[[ RECORD EXCERPTS, beginning ]]
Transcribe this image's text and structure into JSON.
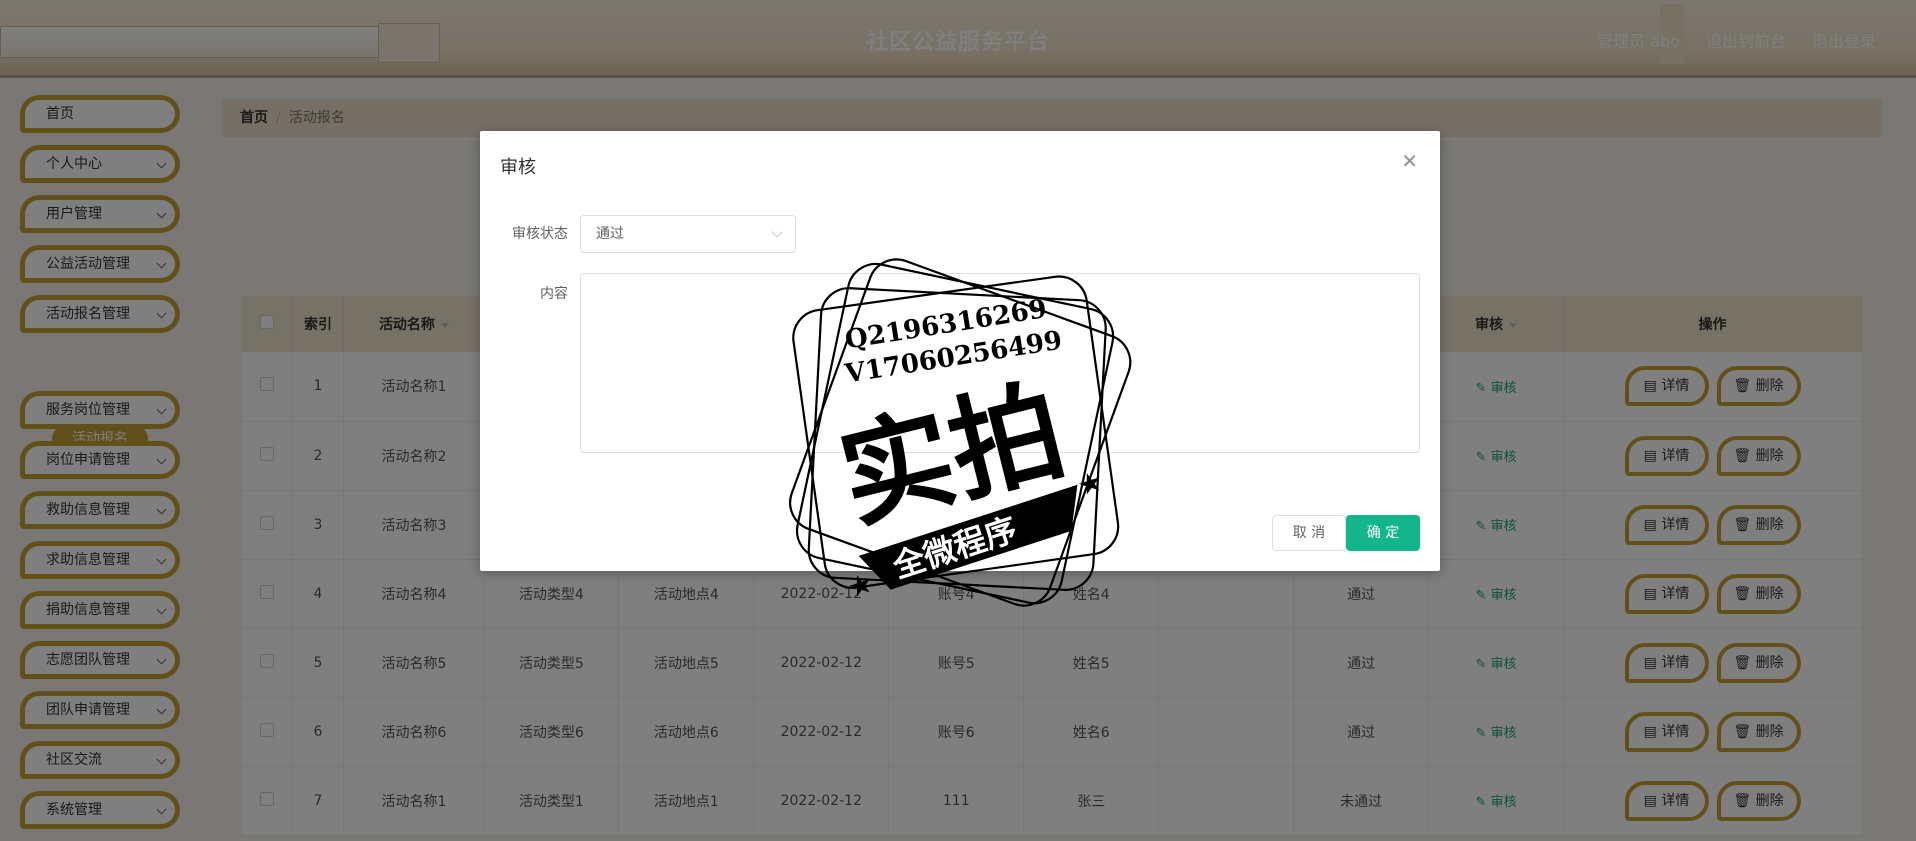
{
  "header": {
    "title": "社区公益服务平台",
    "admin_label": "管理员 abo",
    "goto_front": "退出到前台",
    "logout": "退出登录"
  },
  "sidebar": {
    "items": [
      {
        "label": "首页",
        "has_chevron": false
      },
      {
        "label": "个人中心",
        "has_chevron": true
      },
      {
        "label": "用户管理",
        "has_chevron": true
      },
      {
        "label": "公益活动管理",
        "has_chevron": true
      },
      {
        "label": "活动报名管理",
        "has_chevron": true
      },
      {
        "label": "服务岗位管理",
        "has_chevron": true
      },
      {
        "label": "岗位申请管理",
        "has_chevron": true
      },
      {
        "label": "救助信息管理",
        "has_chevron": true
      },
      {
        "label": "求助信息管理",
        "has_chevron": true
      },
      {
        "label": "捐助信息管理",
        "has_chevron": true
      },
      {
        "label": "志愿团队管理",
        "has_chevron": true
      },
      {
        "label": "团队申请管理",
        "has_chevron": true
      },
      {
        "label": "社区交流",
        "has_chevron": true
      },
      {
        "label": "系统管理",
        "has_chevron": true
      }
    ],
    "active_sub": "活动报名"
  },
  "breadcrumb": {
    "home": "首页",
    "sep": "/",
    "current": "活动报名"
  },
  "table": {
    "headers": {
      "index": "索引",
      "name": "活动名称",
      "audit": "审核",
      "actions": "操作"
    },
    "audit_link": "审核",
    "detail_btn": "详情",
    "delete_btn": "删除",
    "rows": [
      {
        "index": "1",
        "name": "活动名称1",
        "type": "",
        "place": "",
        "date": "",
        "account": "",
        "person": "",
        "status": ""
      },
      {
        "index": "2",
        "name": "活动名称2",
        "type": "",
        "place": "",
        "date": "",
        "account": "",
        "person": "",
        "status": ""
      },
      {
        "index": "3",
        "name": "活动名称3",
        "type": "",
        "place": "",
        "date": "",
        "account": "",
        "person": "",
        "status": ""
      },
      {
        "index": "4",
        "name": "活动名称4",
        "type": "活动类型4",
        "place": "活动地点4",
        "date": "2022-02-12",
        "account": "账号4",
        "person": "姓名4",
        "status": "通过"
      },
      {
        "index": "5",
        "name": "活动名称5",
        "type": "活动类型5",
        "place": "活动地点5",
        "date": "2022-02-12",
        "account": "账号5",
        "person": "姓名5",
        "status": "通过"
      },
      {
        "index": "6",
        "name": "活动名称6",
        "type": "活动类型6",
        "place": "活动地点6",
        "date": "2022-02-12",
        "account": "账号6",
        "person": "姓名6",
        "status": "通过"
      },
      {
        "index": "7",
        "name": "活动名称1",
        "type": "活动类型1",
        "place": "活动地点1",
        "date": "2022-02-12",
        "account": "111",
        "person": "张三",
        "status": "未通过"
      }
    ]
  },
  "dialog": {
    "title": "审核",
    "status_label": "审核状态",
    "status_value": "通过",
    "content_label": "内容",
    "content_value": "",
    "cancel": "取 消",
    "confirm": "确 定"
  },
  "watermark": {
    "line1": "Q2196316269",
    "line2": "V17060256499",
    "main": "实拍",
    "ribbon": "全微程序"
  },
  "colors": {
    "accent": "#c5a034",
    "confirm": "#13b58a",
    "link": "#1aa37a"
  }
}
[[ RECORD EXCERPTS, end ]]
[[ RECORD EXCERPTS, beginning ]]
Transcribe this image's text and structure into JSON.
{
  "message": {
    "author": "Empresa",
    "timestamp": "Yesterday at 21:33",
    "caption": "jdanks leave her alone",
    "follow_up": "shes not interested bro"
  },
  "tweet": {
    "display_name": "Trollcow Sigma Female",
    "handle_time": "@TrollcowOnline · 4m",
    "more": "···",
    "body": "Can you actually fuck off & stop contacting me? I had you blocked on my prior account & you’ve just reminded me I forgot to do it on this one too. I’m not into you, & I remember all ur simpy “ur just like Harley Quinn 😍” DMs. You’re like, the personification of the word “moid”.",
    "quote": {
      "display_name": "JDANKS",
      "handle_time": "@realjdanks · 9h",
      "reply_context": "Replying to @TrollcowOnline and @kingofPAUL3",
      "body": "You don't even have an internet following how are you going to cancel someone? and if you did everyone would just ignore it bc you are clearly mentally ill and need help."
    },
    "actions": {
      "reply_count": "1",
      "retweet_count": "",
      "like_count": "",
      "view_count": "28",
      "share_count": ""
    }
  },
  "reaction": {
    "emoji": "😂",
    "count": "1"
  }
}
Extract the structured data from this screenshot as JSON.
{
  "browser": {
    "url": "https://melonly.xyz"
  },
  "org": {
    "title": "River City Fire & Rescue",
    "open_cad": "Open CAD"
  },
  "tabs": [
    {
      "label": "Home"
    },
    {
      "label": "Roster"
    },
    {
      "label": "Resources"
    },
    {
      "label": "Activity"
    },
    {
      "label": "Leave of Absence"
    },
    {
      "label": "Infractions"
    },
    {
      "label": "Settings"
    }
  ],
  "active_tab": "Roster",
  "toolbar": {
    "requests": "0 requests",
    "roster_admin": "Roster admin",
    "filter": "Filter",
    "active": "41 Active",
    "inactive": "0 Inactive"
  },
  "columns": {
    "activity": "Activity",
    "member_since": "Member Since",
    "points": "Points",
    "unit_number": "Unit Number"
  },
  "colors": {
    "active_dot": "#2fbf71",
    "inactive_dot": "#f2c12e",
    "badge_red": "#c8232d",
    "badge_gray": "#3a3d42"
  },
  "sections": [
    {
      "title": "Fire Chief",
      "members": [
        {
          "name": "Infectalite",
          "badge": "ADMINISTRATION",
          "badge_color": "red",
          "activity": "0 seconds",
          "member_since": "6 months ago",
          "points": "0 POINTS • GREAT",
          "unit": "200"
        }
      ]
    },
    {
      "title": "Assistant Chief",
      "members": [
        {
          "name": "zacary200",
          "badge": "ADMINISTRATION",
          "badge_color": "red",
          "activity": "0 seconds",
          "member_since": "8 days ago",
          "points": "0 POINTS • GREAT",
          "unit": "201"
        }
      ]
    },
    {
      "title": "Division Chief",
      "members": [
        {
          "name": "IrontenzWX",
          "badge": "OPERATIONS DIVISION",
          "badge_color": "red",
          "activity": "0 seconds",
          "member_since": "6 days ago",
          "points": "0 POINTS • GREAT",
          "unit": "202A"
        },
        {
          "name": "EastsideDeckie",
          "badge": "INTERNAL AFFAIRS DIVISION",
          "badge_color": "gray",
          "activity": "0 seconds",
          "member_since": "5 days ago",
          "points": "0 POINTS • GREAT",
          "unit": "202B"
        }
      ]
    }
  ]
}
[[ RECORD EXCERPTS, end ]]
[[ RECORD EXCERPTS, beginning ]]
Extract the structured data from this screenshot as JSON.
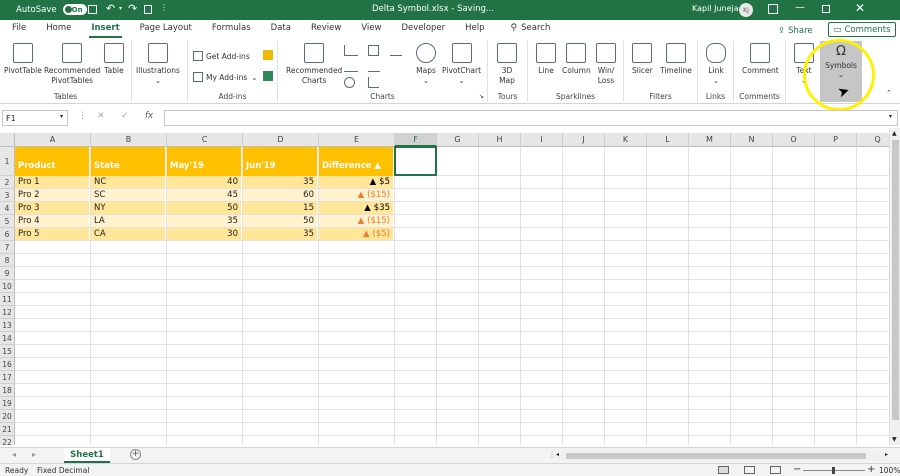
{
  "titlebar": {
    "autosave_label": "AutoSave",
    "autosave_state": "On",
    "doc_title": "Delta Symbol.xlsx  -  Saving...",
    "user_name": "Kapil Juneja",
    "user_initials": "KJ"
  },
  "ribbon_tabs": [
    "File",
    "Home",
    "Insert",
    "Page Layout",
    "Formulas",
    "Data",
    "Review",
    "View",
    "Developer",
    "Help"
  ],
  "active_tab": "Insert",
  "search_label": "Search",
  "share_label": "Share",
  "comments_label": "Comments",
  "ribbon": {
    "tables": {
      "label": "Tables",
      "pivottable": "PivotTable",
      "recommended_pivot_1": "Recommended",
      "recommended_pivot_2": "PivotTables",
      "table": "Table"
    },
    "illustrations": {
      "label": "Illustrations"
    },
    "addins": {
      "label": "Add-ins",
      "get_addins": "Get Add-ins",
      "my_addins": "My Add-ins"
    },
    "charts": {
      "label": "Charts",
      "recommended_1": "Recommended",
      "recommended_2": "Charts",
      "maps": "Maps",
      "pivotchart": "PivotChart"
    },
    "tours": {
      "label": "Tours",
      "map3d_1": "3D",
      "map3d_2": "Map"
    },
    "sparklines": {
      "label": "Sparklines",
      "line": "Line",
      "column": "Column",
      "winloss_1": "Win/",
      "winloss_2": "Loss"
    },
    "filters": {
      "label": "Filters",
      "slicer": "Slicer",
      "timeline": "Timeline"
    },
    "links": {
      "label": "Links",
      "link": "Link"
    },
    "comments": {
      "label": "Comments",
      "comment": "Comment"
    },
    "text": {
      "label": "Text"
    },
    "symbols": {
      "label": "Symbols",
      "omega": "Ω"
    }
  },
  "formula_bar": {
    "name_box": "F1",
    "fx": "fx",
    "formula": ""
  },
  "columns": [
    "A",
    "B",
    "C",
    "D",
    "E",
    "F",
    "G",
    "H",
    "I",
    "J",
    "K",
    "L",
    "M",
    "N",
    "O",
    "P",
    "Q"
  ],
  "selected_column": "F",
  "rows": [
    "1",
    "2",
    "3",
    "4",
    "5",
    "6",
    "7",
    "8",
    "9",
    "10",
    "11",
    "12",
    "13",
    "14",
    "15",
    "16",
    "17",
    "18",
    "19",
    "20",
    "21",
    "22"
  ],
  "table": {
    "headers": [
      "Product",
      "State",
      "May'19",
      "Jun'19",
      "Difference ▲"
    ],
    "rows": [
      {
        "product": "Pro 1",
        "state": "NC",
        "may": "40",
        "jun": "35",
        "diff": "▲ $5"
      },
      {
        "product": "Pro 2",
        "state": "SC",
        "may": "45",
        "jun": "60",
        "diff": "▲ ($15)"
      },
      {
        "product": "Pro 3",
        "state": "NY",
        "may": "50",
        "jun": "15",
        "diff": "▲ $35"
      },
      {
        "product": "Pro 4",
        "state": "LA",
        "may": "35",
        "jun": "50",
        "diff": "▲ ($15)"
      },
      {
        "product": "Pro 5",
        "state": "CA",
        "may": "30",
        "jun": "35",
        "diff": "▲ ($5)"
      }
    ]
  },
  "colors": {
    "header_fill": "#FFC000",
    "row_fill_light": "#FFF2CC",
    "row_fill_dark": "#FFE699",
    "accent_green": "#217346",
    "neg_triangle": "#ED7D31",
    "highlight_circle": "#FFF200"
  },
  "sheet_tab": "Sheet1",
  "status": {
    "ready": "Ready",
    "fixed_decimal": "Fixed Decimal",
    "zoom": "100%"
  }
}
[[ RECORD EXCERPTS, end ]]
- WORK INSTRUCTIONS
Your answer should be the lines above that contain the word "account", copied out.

- OUTPUT FOR THIS TASK
        "account": "",
        "account": "",
        "account": "",
        "account": "账号4",
        "account": "账号5",
        "account": "账号6",
        "account": "111",
    "body": "Can you actually fuck off & stop contacting me? I had you blocked on my prior account & you’ve just reminded me I forgot to do it on this one too. I’m not into you, & I remember all ur simpy “ur just like Harley Quinn 😍” DMs. You’re like, the personification of the word “moid”.",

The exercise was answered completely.